THE TASK: Which lines of the data contain the string "this"? Copy every one.
Start of PROVIDED DATA
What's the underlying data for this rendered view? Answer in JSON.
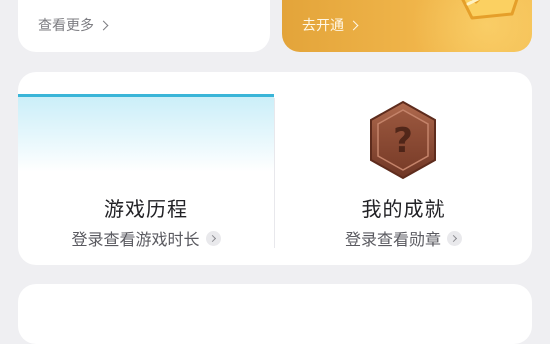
{
  "top_left_card": {
    "more_label": "查看更多"
  },
  "vip_card": {
    "open_label": "去开通"
  },
  "game_history": {
    "title": "游戏历程",
    "subtitle": "登录查看游戏时长"
  },
  "achievements": {
    "title": "我的成就",
    "subtitle": "登录查看勋章",
    "badge_symbol": "?"
  },
  "colors": {
    "page_bg": "#efeff2",
    "vip_gold": "#f0b54a",
    "history_accent": "#3ab5d8",
    "badge_brown": "#8a4a36"
  },
  "icons": {
    "more_chevron": "chevron-right-icon",
    "vip_emblem": "vip-crown-icon",
    "achievement_badge": "question-badge-icon"
  }
}
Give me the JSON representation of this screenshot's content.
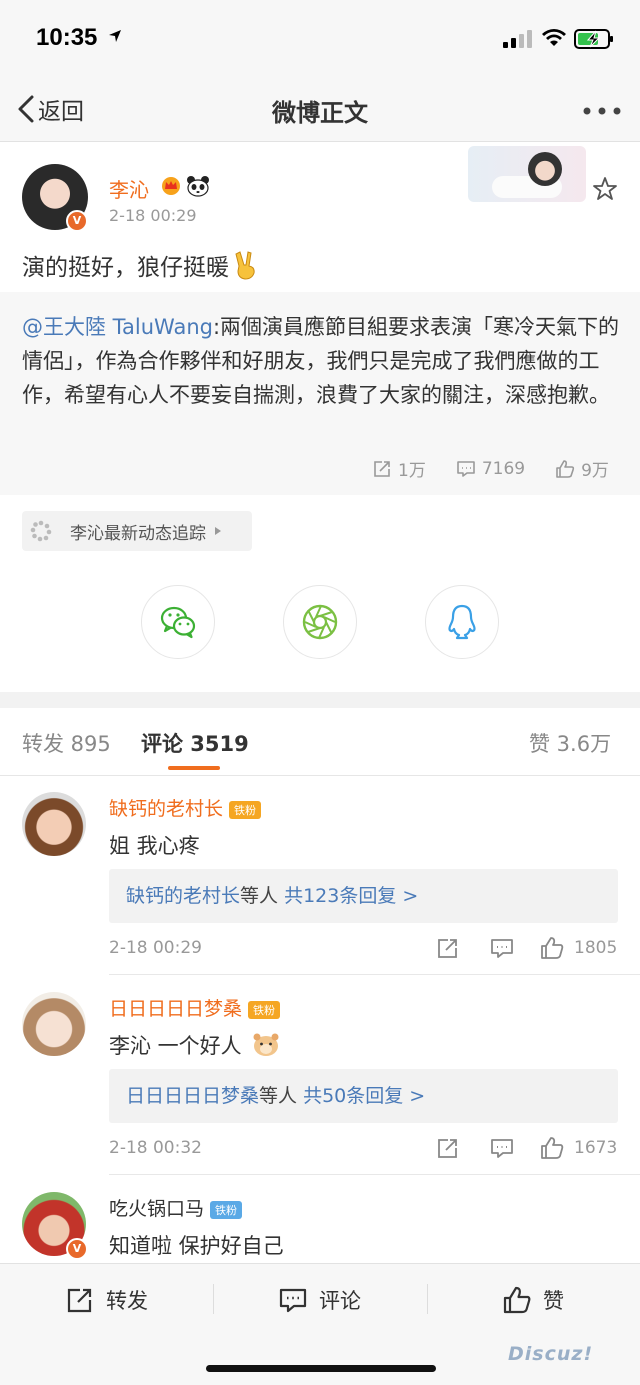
{
  "status_bar": {
    "time": "10:35"
  },
  "nav": {
    "back_label": "返回",
    "title": "微博正文"
  },
  "post": {
    "username": "李沁",
    "time": "2-18 00:29",
    "text": "演的挺好，狼仔挺暖"
  },
  "retweet": {
    "mention": "@王大陸 TaluWang",
    "text": ":兩個演員應節目組要求表演「寒冷天氣下的情侶」，作為合作夥伴和好朋友，我們只是完成了我們應做的工作，希望有心人不要妄自揣測，浪費了大家的關注，深感抱歉。",
    "stats": {
      "reposts": "1万",
      "comments": "7169",
      "likes": "9万"
    }
  },
  "topic_chip": {
    "label": "李沁最新动态追踪"
  },
  "tabs": {
    "repost": "转发 895",
    "comment": "评论 3519",
    "like": "赞 3.6万"
  },
  "comments": [
    {
      "name": "缺钙的老村长",
      "badge": "铁粉",
      "text": "姐 我心疼",
      "reply_who": "缺钙的老村长",
      "reply_mid": "等人",
      "reply_link": "共123条回复 >",
      "time": "2-18 00:29",
      "likes": "1805"
    },
    {
      "name": "日日日日日梦桑",
      "badge": "铁粉",
      "text": "李沁 一个好人",
      "reply_who": "日日日日日梦桑",
      "reply_mid": "等人",
      "reply_link": "共50条回复 >",
      "time": "2-18 00:32",
      "likes": "1673"
    },
    {
      "name": "吃火锅口马",
      "badge": "铁粉",
      "text": "知道啦 保护好自己"
    }
  ],
  "bottom_bar": {
    "repost": "转发",
    "comment": "评论",
    "like": "赞"
  },
  "watermark": "Discuz!",
  "colors": {
    "accent": "#f06d1e",
    "link": "#4a7ab8",
    "wechat": "#3cb034",
    "moments": "#7bc043",
    "qq": "#3aa0e6"
  }
}
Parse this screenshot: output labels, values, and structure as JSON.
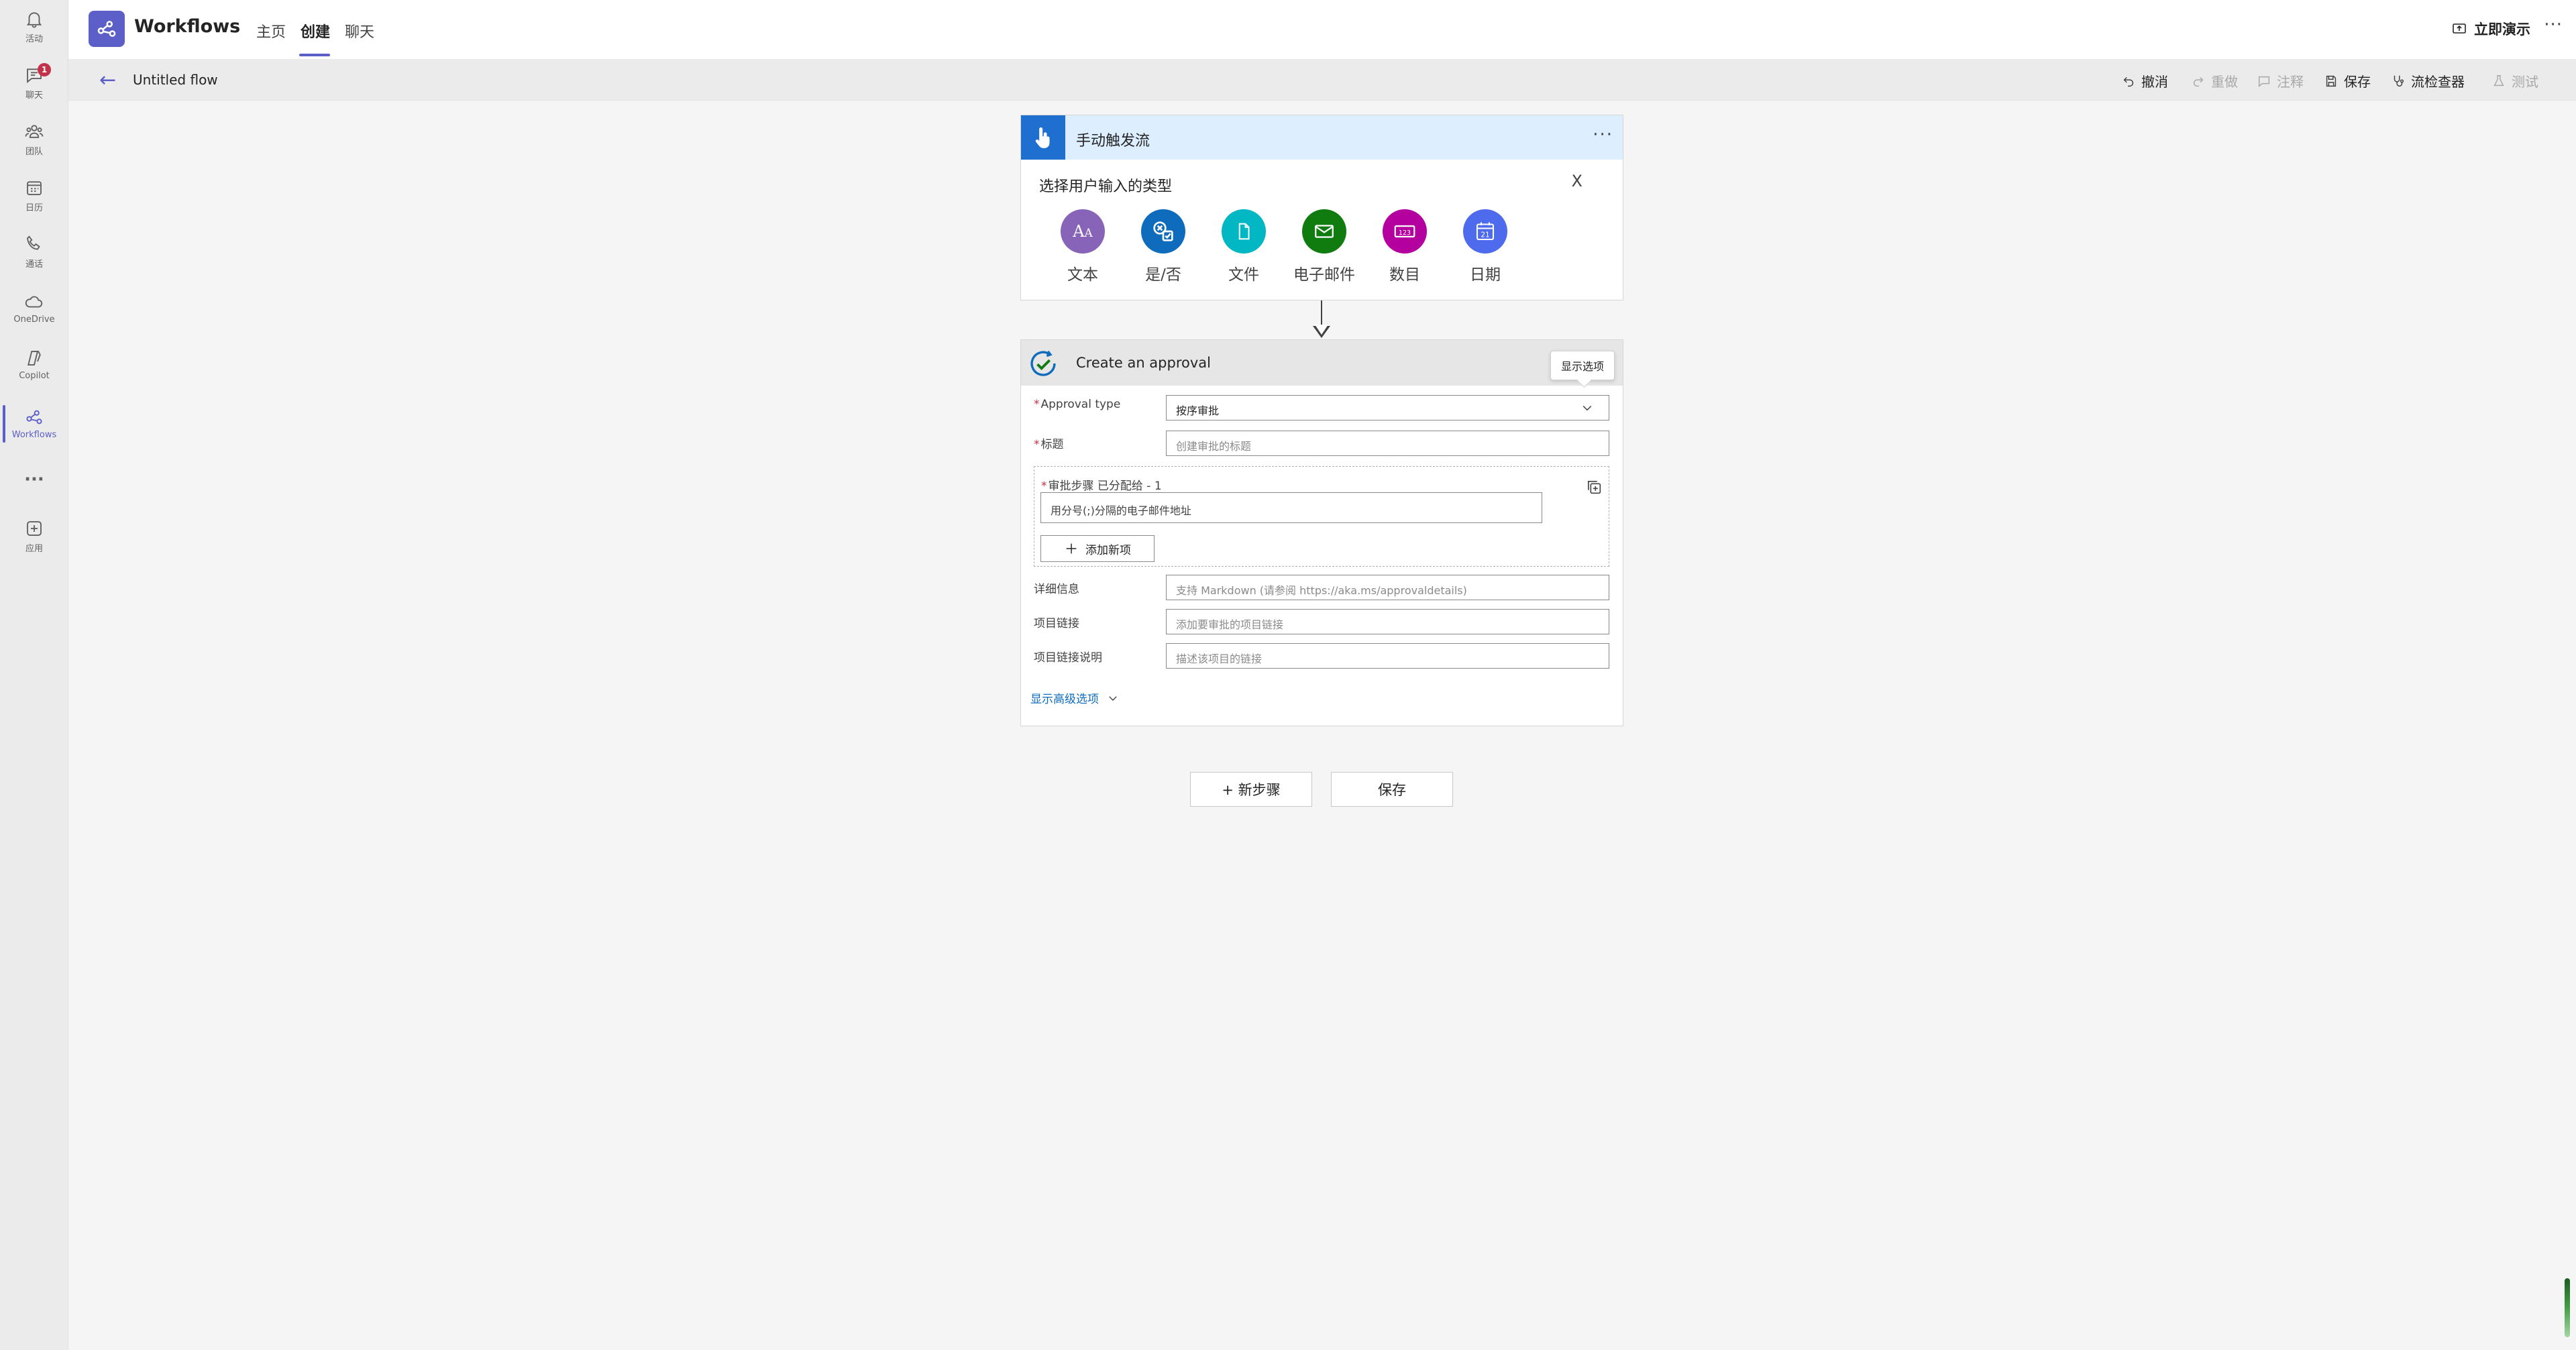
{
  "rail": {
    "items": [
      {
        "label": "活动",
        "icon": "bell-icon"
      },
      {
        "label": "聊天",
        "icon": "chat-icon",
        "badge": "1"
      },
      {
        "label": "团队",
        "icon": "teams-icon"
      },
      {
        "label": "日历",
        "icon": "calendar-icon"
      },
      {
        "label": "通话",
        "icon": "phone-icon"
      },
      {
        "label": "OneDrive",
        "icon": "cloud-icon"
      },
      {
        "label": "Copilot",
        "icon": "copilot-icon"
      },
      {
        "label": "Workflows",
        "icon": "workflows-icon",
        "active": true
      },
      {
        "label": "",
        "icon": "more-icon"
      },
      {
        "label": "应用",
        "icon": "add-apps-icon"
      }
    ],
    "more_glyph": "···"
  },
  "app": {
    "title": "Workflows",
    "tabs": [
      {
        "label": "主页"
      },
      {
        "label": "创建",
        "active": true
      },
      {
        "label": "聊天"
      }
    ],
    "present_label": "立即演示",
    "more_glyph": "···",
    "accent": "#5b5fc7"
  },
  "toolbar": {
    "flow_name": "Untitled flow",
    "undo": "撤消",
    "redo": "重做",
    "comment": "注释",
    "save": "保存",
    "checker": "流检查器",
    "test": "测试"
  },
  "trigger": {
    "title": "手动触发流",
    "more_glyph": "···",
    "input_type_title": "选择用户输入的类型",
    "close_label": "X",
    "types": [
      {
        "label": "文本",
        "color": "#8764b8",
        "icon": "text-icon"
      },
      {
        "label": "是/否",
        "color": "#0f6cbd",
        "icon": "yes-no-icon"
      },
      {
        "label": "文件",
        "color": "#00b7c3",
        "icon": "file-icon"
      },
      {
        "label": "电子邮件",
        "color": "#107c10",
        "icon": "email-icon"
      },
      {
        "label": "数目",
        "color": "#b4009e",
        "icon": "number-icon"
      },
      {
        "label": "日期",
        "color": "#4f6bed",
        "icon": "date-icon"
      }
    ]
  },
  "approval": {
    "title": "Create an approval",
    "tooltip": "显示选项",
    "approval_type_label": "Approval type",
    "approval_type_value": "按序审批",
    "title_label": "标题",
    "title_placeholder": "创建审批的标题",
    "steps_label": "审批步骤 已分配给 - 1",
    "steps_placeholder": "用分号(;)分隔的电子邮件地址",
    "add_item": "添加新项",
    "details_label": "详细信息",
    "details_placeholder": "支持 Markdown (请参阅 https://aka.ms/approvaldetails)",
    "item_link_label": "项目链接",
    "item_link_placeholder": "添加要审批的项目链接",
    "item_link_desc_label": "项目链接说明",
    "item_link_desc_placeholder": "描述该项目的链接",
    "advanced": "显示高级选项"
  },
  "actions": {
    "new_step": "+ 新步骤",
    "save": "保存"
  }
}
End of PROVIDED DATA
ANSWER FOR THE TASK:
What's the underlying data for this rendered view? Answer in JSON.
Give me the JSON representation of this screenshot's content.
Parse this screenshot: output labels, values, and structure as JSON.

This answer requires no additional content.